First image a black outline drawing of the cassava plant showing stem, leaves, and tubers underground, second image a plantation of cassava growing

Cassava is also called manioc, manioke, tavioca, mendoka, and tapioca. The root is starchy and contains energy but is not as nutritious as taro, sweet potato, banana, or breadfruit.

First image top view of pile of cassava tubers, second image several broken cassava tubers showing the white inside

The root contains a chemical called hydrocyanic acid which is poisonous. Cassava should never be eaten raw. It should be peeled, washed thoroughly, and cooked for a long time.
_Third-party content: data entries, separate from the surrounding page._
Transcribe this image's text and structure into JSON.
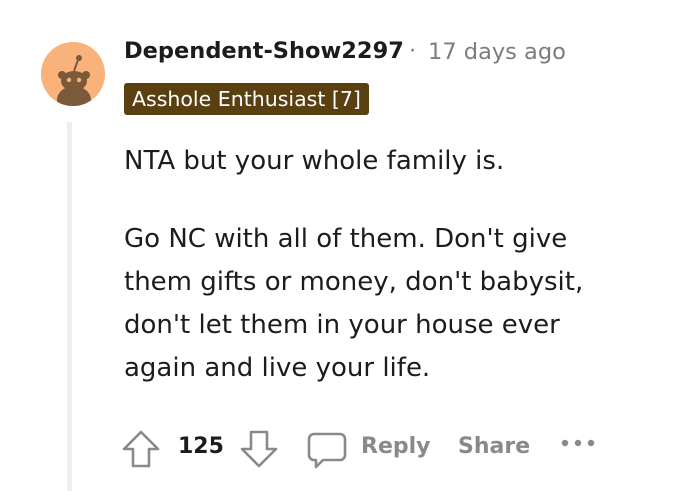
{
  "comment": {
    "author": "Dependent-Show2297",
    "separator": "·",
    "timestamp": "17 days ago",
    "flair": "Asshole Enthusiast [7]",
    "body": [
      "NTA but your whole family is.",
      "Go NC with all of them. Don't give\nthem gifts or money, don't babysit,\ndon't let them in your house ever\nagain and live your life."
    ],
    "vote_count": "125",
    "actions": {
      "reply_label": "Reply",
      "share_label": "Share"
    }
  },
  "icons": {
    "avatar": "snoo-avatar-icon",
    "upvote": "upvote-arrow-icon",
    "downvote": "downvote-arrow-icon",
    "reply": "speech-bubble-icon",
    "more": "more-dots-icon"
  },
  "colors": {
    "avatar_bg": "#f9b27a",
    "flair_bg": "#5a3f10",
    "flair_text": "#ffffff",
    "muted": "#7c7c7c",
    "action_text": "#878a8c",
    "thread_line": "#edeff1"
  }
}
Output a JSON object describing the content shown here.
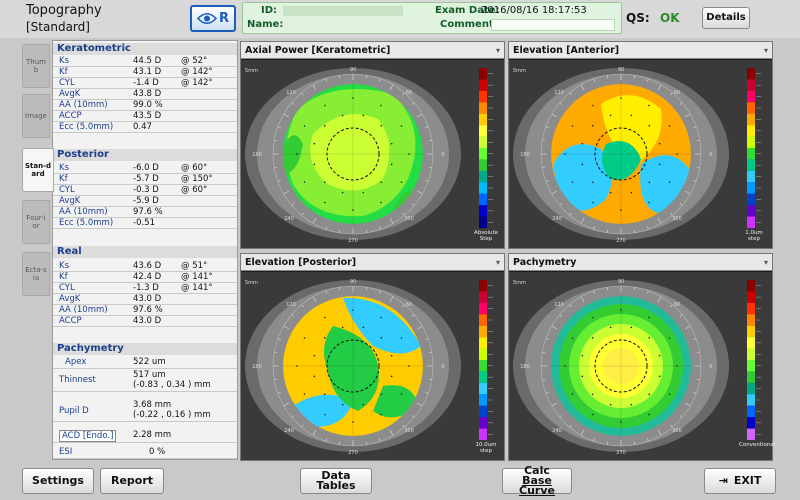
{
  "header": {
    "title": "Topography",
    "subtitle": "[Standard]",
    "eye_label": "R",
    "id_label": "ID:",
    "id_value": "",
    "name_label": "Name:",
    "exam_date_label": "Exam Date:",
    "exam_date_value": "2016/08/16 18:17:53",
    "comment_label": "Comment:",
    "qs_label": "QS:",
    "qs_value": "OK",
    "details_label": "Details"
  },
  "left_tabs": [
    {
      "label": "Thumb",
      "active": false
    },
    {
      "label": "Image",
      "active": false
    },
    {
      "label": "Stan-dard",
      "active": true
    },
    {
      "label": "Four-ior",
      "active": false
    },
    {
      "label": "Ecta-sia",
      "active": false
    }
  ],
  "keratometric": {
    "title": "Keratometric",
    "rows": [
      {
        "label": "Ks",
        "value": "44.5 D",
        "axis": "@ 52°"
      },
      {
        "label": "Kf",
        "value": "43.1 D",
        "axis": "@ 142°"
      },
      {
        "label": "CYL",
        "value": "-1.4 D",
        "axis": "@ 142°"
      },
      {
        "label": "AvgK",
        "value": "43.8 D",
        "axis": ""
      },
      {
        "label": "AA (10mm)",
        "value": "99.0 %",
        "axis": ""
      },
      {
        "label": "ACCP",
        "value": "43.5 D",
        "axis": ""
      },
      {
        "label": "Ecc (5.0mm)",
        "value": "0.47",
        "axis": ""
      }
    ]
  },
  "posterior": {
    "title": "Posterior",
    "rows": [
      {
        "label": "Ks",
        "value": "-6.0 D",
        "axis": "@ 60°"
      },
      {
        "label": "Kf",
        "value": "-5.7 D",
        "axis": "@ 150°"
      },
      {
        "label": "CYL",
        "value": "-0.3 D",
        "axis": "@ 60°"
      },
      {
        "label": "AvgK",
        "value": "-5.9 D",
        "axis": ""
      },
      {
        "label": "AA (10mm)",
        "value": "97.6 %",
        "axis": ""
      },
      {
        "label": "Ecc (5.0mm)",
        "value": "-0.51",
        "axis": ""
      }
    ]
  },
  "real": {
    "title": "Real",
    "rows": [
      {
        "label": "Ks",
        "value": "43.6 D",
        "axis": "@ 51°"
      },
      {
        "label": "Kf",
        "value": "42.4 D",
        "axis": "@ 141°"
      },
      {
        "label": "CYL",
        "value": "-1.3 D",
        "axis": "@ 141°"
      },
      {
        "label": "AvgK",
        "value": "43.0 D",
        "axis": ""
      },
      {
        "label": "AA (10mm)",
        "value": "97.6 %",
        "axis": ""
      },
      {
        "label": "ACCP",
        "value": "43.0 D",
        "axis": ""
      }
    ]
  },
  "pachymetry_data": {
    "title": "Pachymetry",
    "apex_label": "Apex",
    "apex_value": "522 um",
    "thinnest_label": "Thinnest",
    "thinnest_value": "517 um",
    "thinnest_coords": "(-0.83 , 0.34 )  mm",
    "pupil_label": "Pupil D",
    "pupil_value": "3.68 mm",
    "pupil_coords": "(-0.22 , 0.16 )  mm",
    "acd_label": "ACD [Endo.]",
    "acd_value": "2.28 mm",
    "esi_label": "ESI",
    "esi_value": "0 %"
  },
  "maps": [
    {
      "title": "Axial Power [Keratometric]",
      "scale_label": "Absolute Step",
      "palette": "axial"
    },
    {
      "title": "Elevation [Anterior]",
      "scale_label": "1.0um step",
      "palette": "elev"
    },
    {
      "title": "Elevation [Posterior]",
      "scale_label": "10.0um step",
      "palette": "elev"
    },
    {
      "title": "Pachymetry",
      "scale_label": "Conventional",
      "palette": "pachy"
    }
  ],
  "map_tick_labels": {
    "top": "90",
    "bottom": "270",
    "left": "180",
    "right": "0",
    "diag_tl": "120",
    "diag_tr": "60",
    "diag_bl": "240",
    "diag_br": "300",
    "mm_label": "5mm"
  },
  "colors": {
    "accent": "#1c5fb8",
    "section_title": "#1b3f8a",
    "qs_ok": "#2a8a2a",
    "patient_bg": "#e0f3df"
  },
  "footer": {
    "settings_label": "Settings",
    "report_label": "Report",
    "data_tables_label": "Data Tables",
    "calc_label_1": "Calc",
    "calc_label_2": "Base Curve",
    "exit_label": "EXIT"
  }
}
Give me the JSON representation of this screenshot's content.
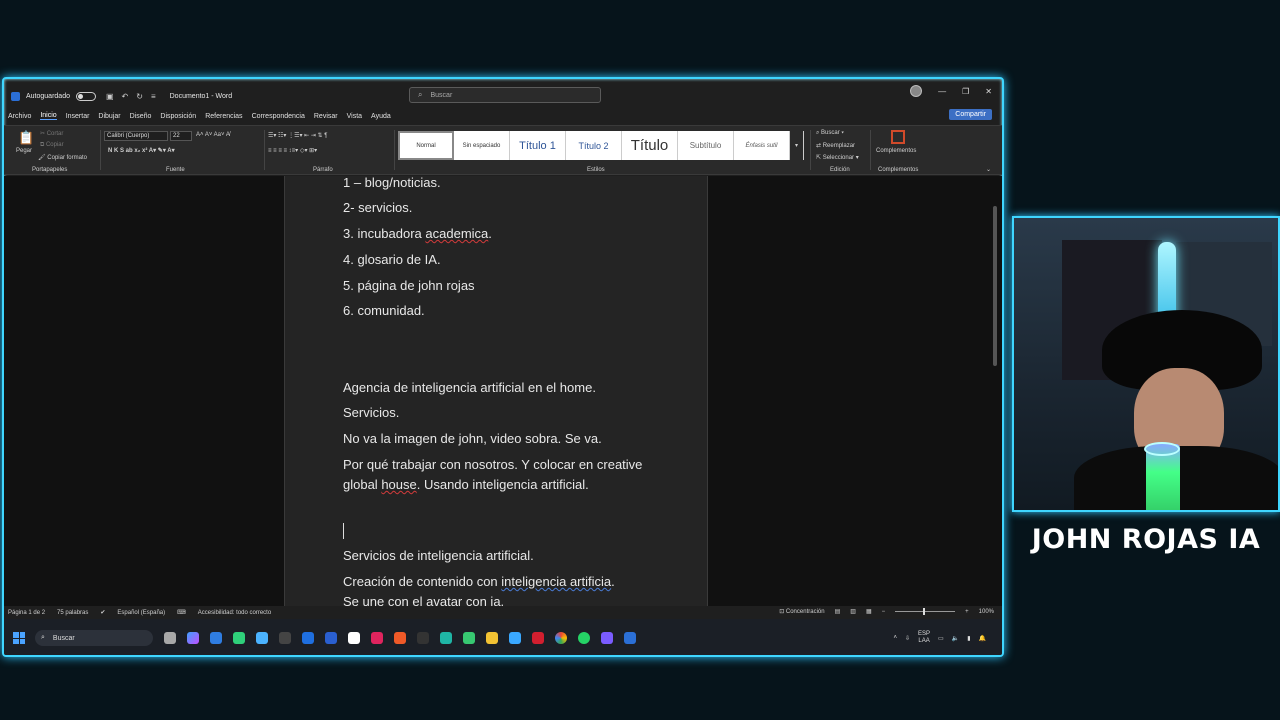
{
  "window": {
    "autosave_label": "Autoguardado",
    "document_title": "Documento1 - Word",
    "search_placeholder": "Buscar"
  },
  "menu": {
    "items": [
      "Archivo",
      "Inicio",
      "Insertar",
      "Dibujar",
      "Diseño",
      "Disposición",
      "Referencias",
      "Correspondencia",
      "Revisar",
      "Vista",
      "Ayuda"
    ],
    "active": "Inicio",
    "share_button": "Compartir"
  },
  "ribbon": {
    "clipboard": {
      "paste": "Pegar",
      "cut": "Cortar",
      "copy": "Copiar",
      "format_painter": "Copiar formato",
      "label": "Portapapeles"
    },
    "font": {
      "family": "Calibri (Cuerpo)",
      "size": "22",
      "label": "Fuente"
    },
    "paragraph": {
      "label": "Párrafo"
    },
    "styles": {
      "items": [
        "Normal",
        "Sin espaciado",
        "Título 1",
        "Título 2",
        "Título",
        "Subtítulo",
        "Énfasis sutil"
      ],
      "label": "Estilos"
    },
    "editing": {
      "find": "Buscar",
      "replace": "Reemplazar",
      "select": "Seleccionar",
      "label": "Edición"
    },
    "addins": {
      "button": "Complementos",
      "label": "Complementos"
    }
  },
  "document": {
    "lines": [
      "1 – blog/noticias.",
      "2- servicios.",
      "3. incubadora academica.",
      "4. glosario de IA.",
      "5. página de john rojas",
      "6. comunidad.",
      "Agencia de inteligencia artificial en el home.",
      "Servicios.",
      "No va la imagen de john, video sobra. Se va.",
      "Por qué trabajar con nosotros. Y colocar en creative global house.  Usando inteligencia artificial.",
      "Servicios de inteligencia artificial.",
      "Creación de contenido con inteligencia  artificia.",
      "Se une con el avatar con ia."
    ]
  },
  "status": {
    "page": "Página 1 de 2",
    "words": "75 palabras",
    "language": "Español (España)",
    "accessibility": "Accesibilidad: todo correcto",
    "focus": "Concentración",
    "zoom": "100%"
  },
  "taskbar": {
    "search": "Buscar",
    "lang_top": "ESP",
    "lang_bottom": "LAA"
  },
  "overlay": {
    "name": "JOHN ROJAS IA"
  }
}
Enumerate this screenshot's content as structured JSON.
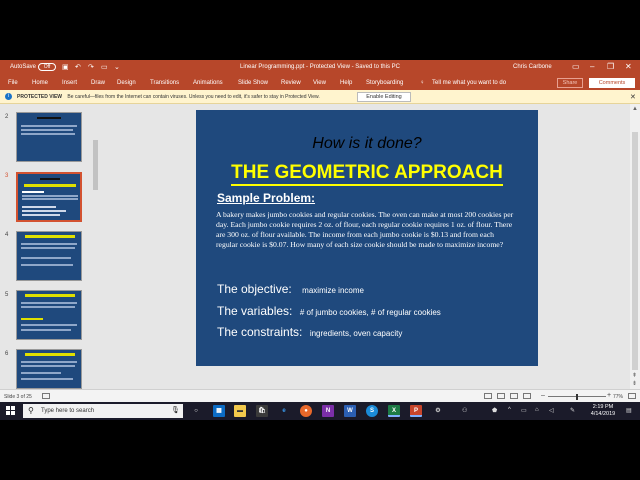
{
  "window": {
    "autosave_label": "AutoSave",
    "autosave_state": "Off",
    "document_title": "Linear Programming.ppt - Protected View - Saved to this PC",
    "user_name": "Chris Carbone",
    "accent_color": "#b7472a"
  },
  "menu": {
    "items": [
      "File",
      "Home",
      "Insert",
      "Draw",
      "Design",
      "Transitions",
      "Animations",
      "Slide Show",
      "Review",
      "View",
      "Help",
      "Storyboarding"
    ],
    "tell_me": "Tell me what you want to do",
    "share": "Share",
    "comments": "Comments"
  },
  "protected": {
    "label": "PROTECTED VIEW",
    "message": "Be careful—files from the Internet can contain viruses. Unless you need to edit, it's safer to stay in Protected View.",
    "enable_button": "Enable Editing"
  },
  "thumbnails": [
    {
      "number": "2",
      "selected": false
    },
    {
      "number": "3",
      "selected": true
    },
    {
      "number": "4",
      "selected": false
    },
    {
      "number": "5",
      "selected": false
    },
    {
      "number": "6",
      "selected": false
    }
  ],
  "slide": {
    "heading": "How is it done?",
    "title": "THE GEOMETRIC APPROACH",
    "sample_label": "Sample Problem:",
    "problem_text": "A bakery makes jumbo cookies and regular cookies.  The oven can make at most 200 cookies per day.  Each jumbo cookie requires 2 oz. of flour, each regular cookie requires 1 oz. of flour.  There are 300 oz. of flour available.  The income from each jumbo cookie is $0.13 and from each regular cookie is $0.07.  How many of each size cookie should be made to maximize income?",
    "objective_label": "The objective:",
    "objective_value": "maximize income",
    "variables_label": "The variables:",
    "variables_value": "# of jumbo cookies, # of regular cookies",
    "constraints_label": "The constraints:",
    "constraints_value": "ingredients, oven capacity",
    "background_color": "#1f497d",
    "title_color": "#ffff00"
  },
  "status": {
    "slide_counter": "Slide 3 of 25",
    "zoom": "77%"
  },
  "taskbar": {
    "search_placeholder": "Type here to search",
    "time": "2:19 PM",
    "date": "4/14/2019"
  }
}
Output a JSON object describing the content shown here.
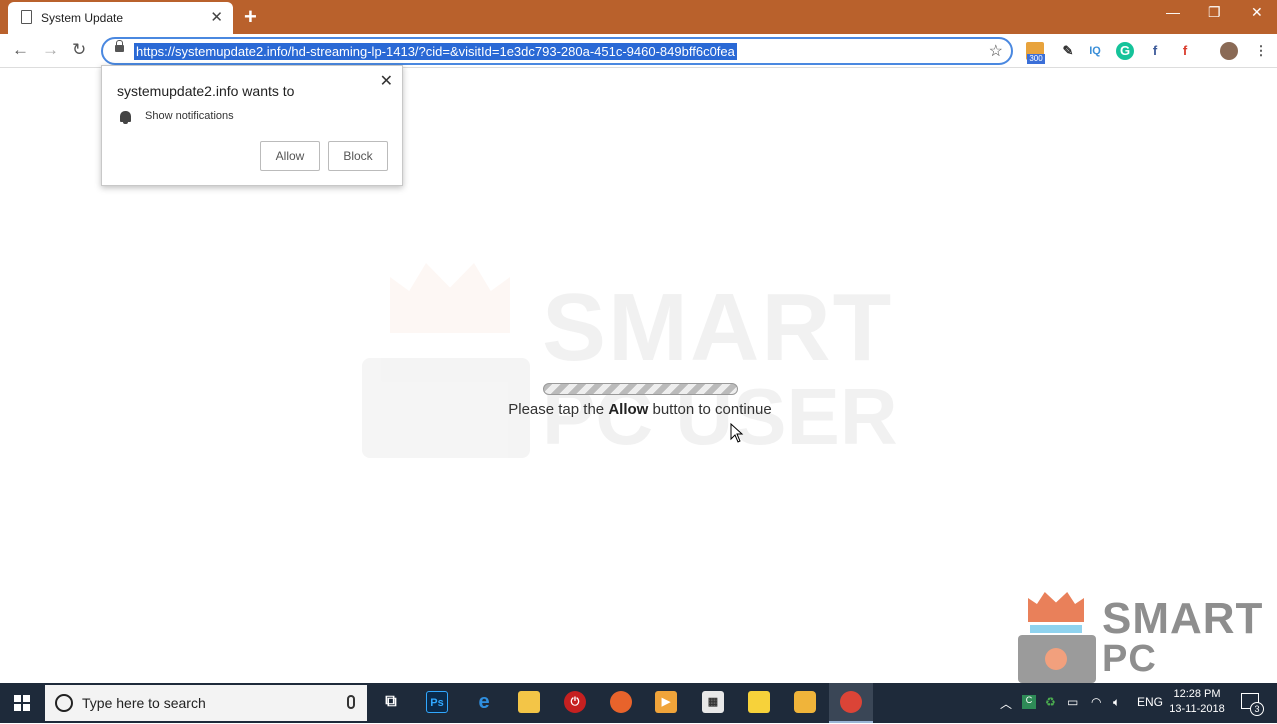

Any cassava that tastes bitter should not be eaten.

First image a group of cassava leaves on white background, second image close up of cassava leaves cooked into a dish

The leaves can also be eaten, but they also contain hydrocyanic acid so its better to use young leaves and cook them thoroughly.

First image close up of tapioca pearls, second image a tall mug/glass fill with a milk tea with tapioca pearls at the bottom

Tapioca pearls are used in drinks.

First image glue being applied to a piece of tongue-and-groove flooring, second image clothing hanging from a clothesline with fields and mountain in the background

Besides eating it you can use it to make glue. It can be used to starch laundry.